||Includes an approbation by Ha-Rav Yissachar Shlomo Teichtal. A small pamphlet written to strengthen the observance of mitzvot by understanding Tekufa – one of the four calendar periods of the year.
The four seasons in the Jewish year are called tekufot. More accurately, it is the beginning of each of the four seasons - according to the common view, the mean beginning - that is named tekufah (literally "circuit," from Pvc related to Pcn, "to go round"), the tekufah of Nisan denoting the mean sun at the vernal equinoctial point, that of Tammuz denoting it at the summer solstitial point, that of Tishri, at the autumnal equinoctial point, and that of Tevet, at the winter solstitial point. The mean length of the seasons, each exactly one quarter of the year, was reckoned by Mar Samuel (c. 165–254, head of the academy at Nehardea in Babylon) at 91d. 7 1/2h. Hence, with his solar year of 365d. 6h., or 52 weeks and 1 1/4 days - identical in length with the Julian year - the tekufot move forward in the week, year after year, by 1 1/4 days. Accordingly, after 28 years the tekufah of Nisan reverts to the same hour on the same day of the week (Tuesday 6 p.m.) as at the beginning: this 28-year cycle is named the great, or solar, cycle (mahazor gadol, or mahazor hammah). This length of the solar year is important in respect of two minor rituals only:
(1) the date of She'elah, the commencement in the Diaspora of the petition for rain inserted in the benediction Birkat ha-Shanim in the Amidah, on December 5 or 6 in the present century;

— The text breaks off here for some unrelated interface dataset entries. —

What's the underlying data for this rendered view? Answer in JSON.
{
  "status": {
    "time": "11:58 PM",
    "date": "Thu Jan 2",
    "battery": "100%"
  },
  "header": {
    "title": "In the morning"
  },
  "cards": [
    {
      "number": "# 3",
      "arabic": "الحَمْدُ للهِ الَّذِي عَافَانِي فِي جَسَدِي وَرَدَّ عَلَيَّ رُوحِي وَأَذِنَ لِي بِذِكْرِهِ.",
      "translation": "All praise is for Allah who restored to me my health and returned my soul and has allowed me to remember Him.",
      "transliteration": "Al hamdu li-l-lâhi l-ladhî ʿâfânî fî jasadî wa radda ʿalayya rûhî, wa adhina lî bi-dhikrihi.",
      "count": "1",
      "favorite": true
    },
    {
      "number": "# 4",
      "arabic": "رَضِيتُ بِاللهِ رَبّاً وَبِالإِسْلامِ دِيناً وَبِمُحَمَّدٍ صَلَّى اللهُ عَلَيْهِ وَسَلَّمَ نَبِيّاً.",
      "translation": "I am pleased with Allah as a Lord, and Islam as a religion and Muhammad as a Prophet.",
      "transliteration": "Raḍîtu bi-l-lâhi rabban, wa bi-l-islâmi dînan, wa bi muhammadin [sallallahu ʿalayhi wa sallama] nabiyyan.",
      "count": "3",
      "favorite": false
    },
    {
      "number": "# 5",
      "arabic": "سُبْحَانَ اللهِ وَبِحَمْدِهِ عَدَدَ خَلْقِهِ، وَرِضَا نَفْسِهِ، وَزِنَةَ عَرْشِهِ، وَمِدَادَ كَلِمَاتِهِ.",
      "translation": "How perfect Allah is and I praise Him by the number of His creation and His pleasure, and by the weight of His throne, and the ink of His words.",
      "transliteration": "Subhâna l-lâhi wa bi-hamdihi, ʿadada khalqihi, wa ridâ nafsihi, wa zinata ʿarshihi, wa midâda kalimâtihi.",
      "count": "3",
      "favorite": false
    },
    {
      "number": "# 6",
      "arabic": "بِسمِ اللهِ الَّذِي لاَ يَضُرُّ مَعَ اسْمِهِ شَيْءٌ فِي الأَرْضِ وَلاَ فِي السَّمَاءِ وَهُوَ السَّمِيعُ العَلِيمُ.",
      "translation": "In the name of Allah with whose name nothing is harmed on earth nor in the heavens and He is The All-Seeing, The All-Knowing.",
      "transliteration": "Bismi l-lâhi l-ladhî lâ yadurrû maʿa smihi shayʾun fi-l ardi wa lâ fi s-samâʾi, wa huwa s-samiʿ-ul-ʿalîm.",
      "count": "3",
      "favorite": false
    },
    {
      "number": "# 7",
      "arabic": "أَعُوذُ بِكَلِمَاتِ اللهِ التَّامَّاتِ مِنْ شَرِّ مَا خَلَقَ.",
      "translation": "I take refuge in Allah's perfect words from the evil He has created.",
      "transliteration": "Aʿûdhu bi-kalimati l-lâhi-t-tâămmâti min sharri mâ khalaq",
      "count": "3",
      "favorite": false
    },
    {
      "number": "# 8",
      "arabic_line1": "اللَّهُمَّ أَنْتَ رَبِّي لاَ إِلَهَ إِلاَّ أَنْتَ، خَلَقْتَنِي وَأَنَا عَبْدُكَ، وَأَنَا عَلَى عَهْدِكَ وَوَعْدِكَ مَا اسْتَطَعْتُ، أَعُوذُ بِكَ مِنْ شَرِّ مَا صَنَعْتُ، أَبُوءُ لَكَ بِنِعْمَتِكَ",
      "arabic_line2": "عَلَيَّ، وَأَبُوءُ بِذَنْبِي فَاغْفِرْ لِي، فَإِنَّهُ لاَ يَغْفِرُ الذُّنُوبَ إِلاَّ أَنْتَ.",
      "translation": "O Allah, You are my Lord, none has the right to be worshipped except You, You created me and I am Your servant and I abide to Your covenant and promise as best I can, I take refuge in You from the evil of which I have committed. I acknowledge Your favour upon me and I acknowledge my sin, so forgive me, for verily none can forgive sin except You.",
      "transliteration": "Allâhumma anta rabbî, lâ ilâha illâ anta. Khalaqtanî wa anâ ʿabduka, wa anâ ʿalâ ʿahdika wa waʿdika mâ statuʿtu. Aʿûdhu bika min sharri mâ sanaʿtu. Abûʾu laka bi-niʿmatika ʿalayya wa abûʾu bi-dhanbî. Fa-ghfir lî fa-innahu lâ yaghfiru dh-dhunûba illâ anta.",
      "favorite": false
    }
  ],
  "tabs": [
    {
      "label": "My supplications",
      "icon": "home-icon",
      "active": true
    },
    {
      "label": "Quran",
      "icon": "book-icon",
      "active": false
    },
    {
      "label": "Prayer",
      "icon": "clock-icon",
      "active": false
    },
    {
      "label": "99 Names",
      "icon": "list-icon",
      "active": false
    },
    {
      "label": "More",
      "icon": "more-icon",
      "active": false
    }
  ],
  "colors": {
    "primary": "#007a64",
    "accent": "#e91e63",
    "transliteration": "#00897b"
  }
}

(2) the Blessing of the Sun on the day of the tekufah of Nisan at the beginning of the 28-year cycle. The frequent occurrence, in the last centuries, of Passover (Nisan 15–21) prior to the day of Mar Samuel's tekufah of Nisan - whereas the purpose of intercalation is to avoid the tekufah of Tevet extending to Nisan 16 (RH 21a) - is held by some scholars to show that in the making of the present Jewish calendar Mar Samuel's value was deliberately departed from, and the length of the solar year was more accurately calculated at 365d. 5h. 55 min. 25 27/27 sec., a calculation associated with the name of Rav Adda (perhaps Rav Adda b. Ahavah, a Babylonian amora of the third century). According to other scholars, this is but the fortuitous result of dividing by 19 the 6939d. 16h. 595p. contained in 235 lunations reckoned at 29d. 12h. 793p. each, the oldest sources knowing no other value for the length of the solar year than 365 1/4d., arising from Mar Samuel's tekufah. Actually clues are traceable in talmudic dicta1, as also in Abraham ibn Ezra's Sefer ha-Ibbur (ed. by S. J. Halberstam, 1874, 8a) and Maimonides' Code2, for values close to the modern estimate of the length of the tropical solar year at 365d. 5h. 48 min. 46 sec. If the average length of the solar year in the present Jewish calendar exceeds this by approximately 6 2/3 min., this discrepancy was left out of account as it was assumed that its cumulative effect would remain negligible over a long period at the end of which the present system was expected to be replaced again by a system based on true values more akin to the earlier Jewish calendar in which New Moons (days of the phasis) and intercalations were proclaimed on the basis of both observation and calculation.